But hey, they are Google. They dominate search and the advertising platform is still the best form of digital advertising. I don’t think we will ever stop using it.
However, there are flaws with the partnership that can’t be ignored.
So back to that email...
When I looked into the criteria around status that discussed performance, this was the recommendation:
I realised at this stage that the partnership badge did not matter anymore to me, as obviously over the years it has mattered far less to Google. What the above is suggesting is to apply automated recommendations that the Google Ads platform puts forward.
Guess what is the most common recommendation and has a heavy weighting, “Increase budgets”. Sure there are times where this is needed as optimisation of ads has reached its maximum potential, however I can guarantee when I open up the recommendation list for each of our clients accounts, I will always see the “increase budget” as a lead recommendation and it is quite disheartening that it is the main push from Google for every client we look after.

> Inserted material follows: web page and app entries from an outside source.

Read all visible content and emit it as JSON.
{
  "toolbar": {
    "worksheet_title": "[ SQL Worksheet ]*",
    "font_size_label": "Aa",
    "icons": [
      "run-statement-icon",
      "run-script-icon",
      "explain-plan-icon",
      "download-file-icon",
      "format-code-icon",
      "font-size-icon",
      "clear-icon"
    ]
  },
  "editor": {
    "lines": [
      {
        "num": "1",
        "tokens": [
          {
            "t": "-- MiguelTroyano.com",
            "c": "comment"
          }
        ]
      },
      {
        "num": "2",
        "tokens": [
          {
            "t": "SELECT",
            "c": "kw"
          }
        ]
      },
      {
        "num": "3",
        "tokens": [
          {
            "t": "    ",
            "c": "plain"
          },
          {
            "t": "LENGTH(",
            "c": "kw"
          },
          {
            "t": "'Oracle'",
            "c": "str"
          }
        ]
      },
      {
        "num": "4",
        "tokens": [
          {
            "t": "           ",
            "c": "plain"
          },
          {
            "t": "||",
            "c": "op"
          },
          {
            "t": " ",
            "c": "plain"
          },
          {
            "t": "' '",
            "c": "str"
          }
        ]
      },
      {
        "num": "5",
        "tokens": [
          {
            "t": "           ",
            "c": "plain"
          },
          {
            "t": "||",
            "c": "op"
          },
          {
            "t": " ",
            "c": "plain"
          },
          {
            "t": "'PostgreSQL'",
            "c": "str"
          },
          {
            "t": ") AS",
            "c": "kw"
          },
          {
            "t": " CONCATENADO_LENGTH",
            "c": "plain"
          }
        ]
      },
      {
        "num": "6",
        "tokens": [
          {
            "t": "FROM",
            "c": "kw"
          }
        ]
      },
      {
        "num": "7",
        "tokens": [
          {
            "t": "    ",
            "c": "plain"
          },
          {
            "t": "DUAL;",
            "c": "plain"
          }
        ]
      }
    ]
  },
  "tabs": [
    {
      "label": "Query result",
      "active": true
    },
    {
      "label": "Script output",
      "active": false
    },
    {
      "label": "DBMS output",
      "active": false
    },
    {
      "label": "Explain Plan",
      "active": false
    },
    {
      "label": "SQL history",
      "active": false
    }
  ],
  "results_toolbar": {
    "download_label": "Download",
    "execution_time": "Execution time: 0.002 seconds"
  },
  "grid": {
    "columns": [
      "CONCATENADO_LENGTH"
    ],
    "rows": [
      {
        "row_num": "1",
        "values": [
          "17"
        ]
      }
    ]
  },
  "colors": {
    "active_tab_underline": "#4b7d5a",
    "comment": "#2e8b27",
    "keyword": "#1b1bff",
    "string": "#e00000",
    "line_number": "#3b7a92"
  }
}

One of the privileges of working as a digital marketer is the opportunity to partner with clients and to help them to grow their business and meet their objectives. Google Ads continues to be a platform that helps me with these results. However the constant push by Google to increase budgets as a recommendation and now to have it as a factor that puts our partnership at risk is not right. I will not forsake what I am trying to achieve for our clients for the sake of a badge. Sure, there are other recommendations that I do use and test, some are helpful, however most follow the line that will generate more revenue for Google.
So, in short, I am not going to change my approach to managing and generating results for our clients campaigns for the sake of the Google Partner’s badge.